The Jeffco School District chose to close all small neighborhood schools, regardless of the true costs to families and community. The March 30 opinion piece by Tom Coyne puts the whole "crisis" in …
The Jeffco School District chose to close all small neighborhood schools, regardless of the true costs to families and community. The March 30 opinion piece by Tom Coyne puts the whole "crisis" in perspective with his five key points and many excellent observations. In this letter, the authors would like to build on these observations and offer some solutions that were made available to the District starting in 2016, but was ignored.
The basic funding concept is to rent out unused school floor space in a way that is compatible with Jeffco educational goals. And since Jeffco has a captive customer base, it could also take a share of the profits. The SUN Community School system in Oregon has documented examples of this new funding source. The average revenue generation from the top 14 SUN schools was $215,000 in 2015. If Jeffco could replicate this system in just 10 "under-utilized" Jeffco campuses, it could generate over $2,000,000, per school, per year needed to keep small neighborhood schools viable.
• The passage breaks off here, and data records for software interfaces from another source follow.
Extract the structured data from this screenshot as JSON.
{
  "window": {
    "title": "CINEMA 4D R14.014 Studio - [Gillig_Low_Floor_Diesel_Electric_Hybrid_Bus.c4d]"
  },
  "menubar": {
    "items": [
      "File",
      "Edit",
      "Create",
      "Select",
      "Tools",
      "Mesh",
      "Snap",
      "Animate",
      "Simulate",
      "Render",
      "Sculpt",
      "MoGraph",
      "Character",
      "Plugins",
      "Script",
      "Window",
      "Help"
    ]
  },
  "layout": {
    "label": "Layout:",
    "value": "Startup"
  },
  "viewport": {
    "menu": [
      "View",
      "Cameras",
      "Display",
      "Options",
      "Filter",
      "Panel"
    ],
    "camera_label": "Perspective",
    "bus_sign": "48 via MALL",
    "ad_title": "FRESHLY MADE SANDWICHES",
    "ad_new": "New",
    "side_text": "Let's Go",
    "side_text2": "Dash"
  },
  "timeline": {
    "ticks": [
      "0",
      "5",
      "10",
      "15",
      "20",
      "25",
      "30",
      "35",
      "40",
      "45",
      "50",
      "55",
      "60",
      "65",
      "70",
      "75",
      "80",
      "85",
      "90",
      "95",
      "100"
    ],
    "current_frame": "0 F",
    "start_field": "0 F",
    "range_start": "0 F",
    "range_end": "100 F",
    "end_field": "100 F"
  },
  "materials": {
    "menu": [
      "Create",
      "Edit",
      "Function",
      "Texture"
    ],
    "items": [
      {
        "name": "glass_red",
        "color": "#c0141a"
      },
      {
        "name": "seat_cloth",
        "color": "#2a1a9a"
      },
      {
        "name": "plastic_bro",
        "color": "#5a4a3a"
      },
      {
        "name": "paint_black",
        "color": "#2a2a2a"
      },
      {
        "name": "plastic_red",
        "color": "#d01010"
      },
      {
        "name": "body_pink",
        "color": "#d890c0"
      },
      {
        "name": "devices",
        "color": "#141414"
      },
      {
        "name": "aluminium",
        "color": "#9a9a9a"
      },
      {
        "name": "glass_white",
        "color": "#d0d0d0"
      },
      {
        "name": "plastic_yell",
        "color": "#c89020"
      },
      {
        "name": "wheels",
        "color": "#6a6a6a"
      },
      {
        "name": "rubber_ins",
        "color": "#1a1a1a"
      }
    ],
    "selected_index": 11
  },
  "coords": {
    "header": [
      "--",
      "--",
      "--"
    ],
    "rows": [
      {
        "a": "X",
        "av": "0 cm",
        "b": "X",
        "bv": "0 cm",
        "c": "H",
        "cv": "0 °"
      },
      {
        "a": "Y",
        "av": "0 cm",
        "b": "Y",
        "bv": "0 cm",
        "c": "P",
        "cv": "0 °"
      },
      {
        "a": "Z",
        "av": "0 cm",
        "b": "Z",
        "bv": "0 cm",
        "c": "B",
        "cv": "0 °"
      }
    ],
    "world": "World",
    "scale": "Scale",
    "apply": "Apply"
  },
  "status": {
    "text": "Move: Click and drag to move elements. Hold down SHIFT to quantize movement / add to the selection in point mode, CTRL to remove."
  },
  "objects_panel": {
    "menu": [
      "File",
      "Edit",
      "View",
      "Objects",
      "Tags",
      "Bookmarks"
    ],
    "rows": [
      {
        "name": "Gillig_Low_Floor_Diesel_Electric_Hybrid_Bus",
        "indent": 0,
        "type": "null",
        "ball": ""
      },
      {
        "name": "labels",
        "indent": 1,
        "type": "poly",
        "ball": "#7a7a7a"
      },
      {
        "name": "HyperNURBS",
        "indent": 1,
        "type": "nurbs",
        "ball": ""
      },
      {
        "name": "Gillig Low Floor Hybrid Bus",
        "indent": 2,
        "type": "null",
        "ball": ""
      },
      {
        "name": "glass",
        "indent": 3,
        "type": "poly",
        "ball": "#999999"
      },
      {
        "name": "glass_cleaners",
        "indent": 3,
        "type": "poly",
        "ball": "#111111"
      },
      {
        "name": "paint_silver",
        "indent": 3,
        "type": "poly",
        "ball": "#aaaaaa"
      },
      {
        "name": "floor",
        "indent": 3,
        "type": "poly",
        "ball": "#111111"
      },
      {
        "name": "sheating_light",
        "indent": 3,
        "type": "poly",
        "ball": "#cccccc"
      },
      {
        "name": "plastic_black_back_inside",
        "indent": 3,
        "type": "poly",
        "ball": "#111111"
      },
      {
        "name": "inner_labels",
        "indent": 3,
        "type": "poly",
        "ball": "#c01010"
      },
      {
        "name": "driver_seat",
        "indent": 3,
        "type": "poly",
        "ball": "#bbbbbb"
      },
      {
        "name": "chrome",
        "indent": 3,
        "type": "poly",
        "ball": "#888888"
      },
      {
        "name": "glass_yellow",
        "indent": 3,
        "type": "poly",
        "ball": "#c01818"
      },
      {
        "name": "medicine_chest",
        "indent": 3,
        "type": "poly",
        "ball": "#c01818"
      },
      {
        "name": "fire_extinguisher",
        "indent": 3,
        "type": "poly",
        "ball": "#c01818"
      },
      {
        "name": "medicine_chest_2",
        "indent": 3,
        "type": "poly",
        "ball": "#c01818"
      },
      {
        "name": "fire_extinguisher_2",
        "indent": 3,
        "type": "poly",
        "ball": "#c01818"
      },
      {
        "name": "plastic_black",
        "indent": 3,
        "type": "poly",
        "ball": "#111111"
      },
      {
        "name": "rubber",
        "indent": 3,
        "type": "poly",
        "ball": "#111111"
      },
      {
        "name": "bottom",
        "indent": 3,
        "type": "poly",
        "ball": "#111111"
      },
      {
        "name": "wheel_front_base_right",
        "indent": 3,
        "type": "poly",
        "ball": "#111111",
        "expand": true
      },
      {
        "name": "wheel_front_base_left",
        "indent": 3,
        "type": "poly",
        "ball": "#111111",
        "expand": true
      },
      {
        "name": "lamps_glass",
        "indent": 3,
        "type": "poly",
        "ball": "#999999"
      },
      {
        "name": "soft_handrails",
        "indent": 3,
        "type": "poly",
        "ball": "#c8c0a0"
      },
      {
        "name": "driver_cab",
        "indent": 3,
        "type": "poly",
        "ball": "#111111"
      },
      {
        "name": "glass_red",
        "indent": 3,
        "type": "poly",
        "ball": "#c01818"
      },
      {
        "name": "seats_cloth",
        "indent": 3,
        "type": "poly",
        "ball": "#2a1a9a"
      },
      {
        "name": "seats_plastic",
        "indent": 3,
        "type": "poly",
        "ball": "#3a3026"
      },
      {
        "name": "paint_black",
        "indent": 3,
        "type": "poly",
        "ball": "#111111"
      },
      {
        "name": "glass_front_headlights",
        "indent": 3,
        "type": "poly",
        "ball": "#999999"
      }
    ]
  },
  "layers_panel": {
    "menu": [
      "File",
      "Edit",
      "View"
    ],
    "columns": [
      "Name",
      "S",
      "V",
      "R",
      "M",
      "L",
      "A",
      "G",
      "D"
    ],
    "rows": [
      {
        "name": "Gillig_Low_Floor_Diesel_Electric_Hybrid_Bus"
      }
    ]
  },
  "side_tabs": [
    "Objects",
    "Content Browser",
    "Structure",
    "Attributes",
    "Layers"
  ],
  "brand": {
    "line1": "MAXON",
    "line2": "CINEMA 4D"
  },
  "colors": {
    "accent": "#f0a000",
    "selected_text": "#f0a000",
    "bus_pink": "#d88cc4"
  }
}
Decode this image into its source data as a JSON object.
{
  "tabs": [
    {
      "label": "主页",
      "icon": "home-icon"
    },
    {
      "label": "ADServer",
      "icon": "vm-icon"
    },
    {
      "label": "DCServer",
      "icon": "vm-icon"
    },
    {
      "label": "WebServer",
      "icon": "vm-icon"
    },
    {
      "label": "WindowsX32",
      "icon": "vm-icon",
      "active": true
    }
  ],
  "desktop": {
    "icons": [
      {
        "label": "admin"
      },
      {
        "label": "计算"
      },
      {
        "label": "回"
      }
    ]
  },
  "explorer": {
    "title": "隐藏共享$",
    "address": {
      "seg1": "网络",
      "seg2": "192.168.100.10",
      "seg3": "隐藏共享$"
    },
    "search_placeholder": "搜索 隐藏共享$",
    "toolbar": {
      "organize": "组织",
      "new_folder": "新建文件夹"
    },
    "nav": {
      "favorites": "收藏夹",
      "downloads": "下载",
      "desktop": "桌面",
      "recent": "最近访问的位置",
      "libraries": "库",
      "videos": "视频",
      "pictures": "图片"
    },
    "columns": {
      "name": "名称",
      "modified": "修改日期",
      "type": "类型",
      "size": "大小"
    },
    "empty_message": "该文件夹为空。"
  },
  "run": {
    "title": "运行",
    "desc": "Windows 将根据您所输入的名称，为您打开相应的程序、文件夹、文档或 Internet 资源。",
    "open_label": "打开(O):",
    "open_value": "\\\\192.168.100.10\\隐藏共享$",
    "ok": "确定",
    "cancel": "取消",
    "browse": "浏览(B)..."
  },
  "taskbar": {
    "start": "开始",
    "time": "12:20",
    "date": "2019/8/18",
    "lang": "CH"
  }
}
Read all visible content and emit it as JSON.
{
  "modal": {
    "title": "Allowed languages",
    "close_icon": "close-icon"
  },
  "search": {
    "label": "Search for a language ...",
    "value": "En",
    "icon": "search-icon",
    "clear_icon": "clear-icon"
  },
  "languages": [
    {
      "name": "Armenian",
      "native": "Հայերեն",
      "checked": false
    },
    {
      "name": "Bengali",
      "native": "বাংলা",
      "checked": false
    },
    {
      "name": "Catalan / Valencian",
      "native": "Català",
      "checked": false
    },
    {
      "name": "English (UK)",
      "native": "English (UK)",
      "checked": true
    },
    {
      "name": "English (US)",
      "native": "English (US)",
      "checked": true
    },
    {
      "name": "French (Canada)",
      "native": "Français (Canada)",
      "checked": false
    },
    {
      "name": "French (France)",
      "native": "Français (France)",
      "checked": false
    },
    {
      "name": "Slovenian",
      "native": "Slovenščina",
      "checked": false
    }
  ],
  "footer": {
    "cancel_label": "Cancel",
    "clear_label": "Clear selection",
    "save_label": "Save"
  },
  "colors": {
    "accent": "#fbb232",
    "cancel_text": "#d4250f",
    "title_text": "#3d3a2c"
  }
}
The Board of Education needs to direct the district to take this opportunity to engage the community in creative problem solving. There are many issues that need to be resolved before a conceptual solution can be turned into a new business plan for Jeffco. The next logical step is to invite representatives from Cincinnati schools, which also have seen success using similar funding methods, and Oregon SUN schools to speak to the Jeffco District officials and the school board. It is time to stop closing schools and find a new way to fund them.
Tom Gould of Golden and
Thor Johnson of Arvada